What to do –
Print the listing below once more, unchanged.
........
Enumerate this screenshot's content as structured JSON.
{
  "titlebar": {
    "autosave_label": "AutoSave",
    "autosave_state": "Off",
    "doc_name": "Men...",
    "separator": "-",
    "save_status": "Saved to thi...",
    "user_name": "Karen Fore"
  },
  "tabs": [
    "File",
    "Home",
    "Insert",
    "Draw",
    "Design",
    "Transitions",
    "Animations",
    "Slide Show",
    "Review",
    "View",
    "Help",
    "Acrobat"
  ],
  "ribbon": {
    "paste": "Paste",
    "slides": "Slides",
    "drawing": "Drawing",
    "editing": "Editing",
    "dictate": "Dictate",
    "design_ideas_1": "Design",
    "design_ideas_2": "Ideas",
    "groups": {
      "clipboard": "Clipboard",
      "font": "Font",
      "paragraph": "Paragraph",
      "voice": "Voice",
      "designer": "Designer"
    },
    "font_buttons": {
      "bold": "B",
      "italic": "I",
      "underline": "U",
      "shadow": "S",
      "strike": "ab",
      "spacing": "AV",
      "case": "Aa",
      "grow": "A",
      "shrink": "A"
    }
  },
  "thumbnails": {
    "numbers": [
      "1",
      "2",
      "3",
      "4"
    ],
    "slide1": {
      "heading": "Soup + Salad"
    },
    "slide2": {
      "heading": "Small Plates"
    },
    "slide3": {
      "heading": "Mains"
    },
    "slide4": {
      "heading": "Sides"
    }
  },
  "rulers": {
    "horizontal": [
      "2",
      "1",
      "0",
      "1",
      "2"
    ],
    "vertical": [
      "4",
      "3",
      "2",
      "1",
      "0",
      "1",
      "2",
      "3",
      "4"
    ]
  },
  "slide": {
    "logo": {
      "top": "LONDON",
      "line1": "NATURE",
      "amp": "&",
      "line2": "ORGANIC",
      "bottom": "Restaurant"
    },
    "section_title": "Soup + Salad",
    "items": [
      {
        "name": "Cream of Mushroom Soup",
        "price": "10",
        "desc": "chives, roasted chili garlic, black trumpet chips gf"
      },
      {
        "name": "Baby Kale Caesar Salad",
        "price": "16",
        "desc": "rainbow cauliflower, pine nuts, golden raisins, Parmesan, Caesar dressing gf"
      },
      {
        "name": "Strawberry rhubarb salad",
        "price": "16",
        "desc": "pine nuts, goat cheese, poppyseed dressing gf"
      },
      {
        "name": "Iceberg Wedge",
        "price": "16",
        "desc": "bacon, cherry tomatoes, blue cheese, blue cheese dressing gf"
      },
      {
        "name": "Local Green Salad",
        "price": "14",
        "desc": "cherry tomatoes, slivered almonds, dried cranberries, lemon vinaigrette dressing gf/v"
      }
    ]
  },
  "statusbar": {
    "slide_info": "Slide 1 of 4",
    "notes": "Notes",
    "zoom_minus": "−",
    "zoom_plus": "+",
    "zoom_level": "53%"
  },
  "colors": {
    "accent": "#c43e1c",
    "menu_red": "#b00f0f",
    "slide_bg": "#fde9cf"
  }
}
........
Completed task –
Enumerate this screenshot's content as structured JSON.
{
  "titlebar": {
    "autosave_label": "AutoSave",
    "autosave_state": "Off",
    "doc_name": "Men...",
    "separator": "-",
    "save_status": "Saved to thi...",
    "user_name": "Karen Fore"
  },
  "tabs": [
    "File",
    "Home",
    "Insert",
    "Draw",
    "Design",
    "Transitions",
    "Animations",
    "Slide Show",
    "Review",
    "View",
    "Help",
    "Acrobat"
  ],
  "ribbon": {
    "paste": "Paste",
    "slides": "Slides",
    "drawing": "Drawing",
    "editing": "Editing",
    "dictate": "Dictate",
    "design_ideas_1": "Design",
    "design_ideas_2": "Ideas",
    "groups": {
      "clipboard": "Clipboard",
      "font": "Font",
      "paragraph": "Paragraph",
      "voice": "Voice",
      "designer": "Designer"
    },
    "font_buttons": {
      "bold": "B",
      "italic": "I",
      "underline": "U",
      "shadow": "S",
      "strike": "ab",
      "spacing": "AV",
      "case": "Aa",
      "grow": "A",
      "shrink": "A"
    }
  },
  "thumbnails": {
    "numbers": [
      "1",
      "2",
      "3",
      "4"
    ],
    "slide1": {
      "heading": "Soup + Salad"
    },
    "slide2": {
      "heading": "Small Plates"
    },
    "slide3": {
      "heading": "Mains"
    },
    "slide4": {
      "heading": "Sides"
    }
  },
  "rulers": {
    "horizontal": [
      "2",
      "1",
      "0",
      "1",
      "2"
    ],
    "vertical": [
      "4",
      "3",
      "2",
      "1",
      "0",
      "1",
      "2",
      "3",
      "4"
    ]
  },
  "slide": {
    "logo": {
      "top": "LONDON",
      "line1": "NATURE",
      "amp": "&",
      "line2": "ORGANIC",
      "bottom": "Restaurant"
    },
    "section_title": "Soup + Salad",
    "items": [
      {
        "name": "Cream of Mushroom Soup",
        "price": "10",
        "desc": "chives, roasted chili garlic, black trumpet chips gf"
      },
      {
        "name": "Baby Kale Caesar Salad",
        "price": "16",
        "desc": "rainbow cauliflower, pine nuts, golden raisins, Parmesan, Caesar dressing gf"
      },
      {
        "name": "Strawberry rhubarb salad",
        "price": "16",
        "desc": "pine nuts, goat cheese, poppyseed dressing gf"
      },
      {
        "name": "Iceberg Wedge",
        "price": "16",
        "desc": "bacon, cherry tomatoes, blue cheese, blue cheese dressing gf"
      },
      {
        "name": "Local Green Salad",
        "price": "14",
        "desc": "cherry tomatoes, slivered almonds, dried cranberries, lemon vinaigrette dressing gf/v"
      }
    ]
  },
  "statusbar": {
    "slide_info": "Slide 1 of 4",
    "notes": "Notes",
    "zoom_minus": "−",
    "zoom_plus": "+",
    "zoom_level": "53%"
  },
  "colors": {
    "accent": "#c43e1c",
    "menu_red": "#b00f0f",
    "slide_bg": "#fde9cf"
  }
}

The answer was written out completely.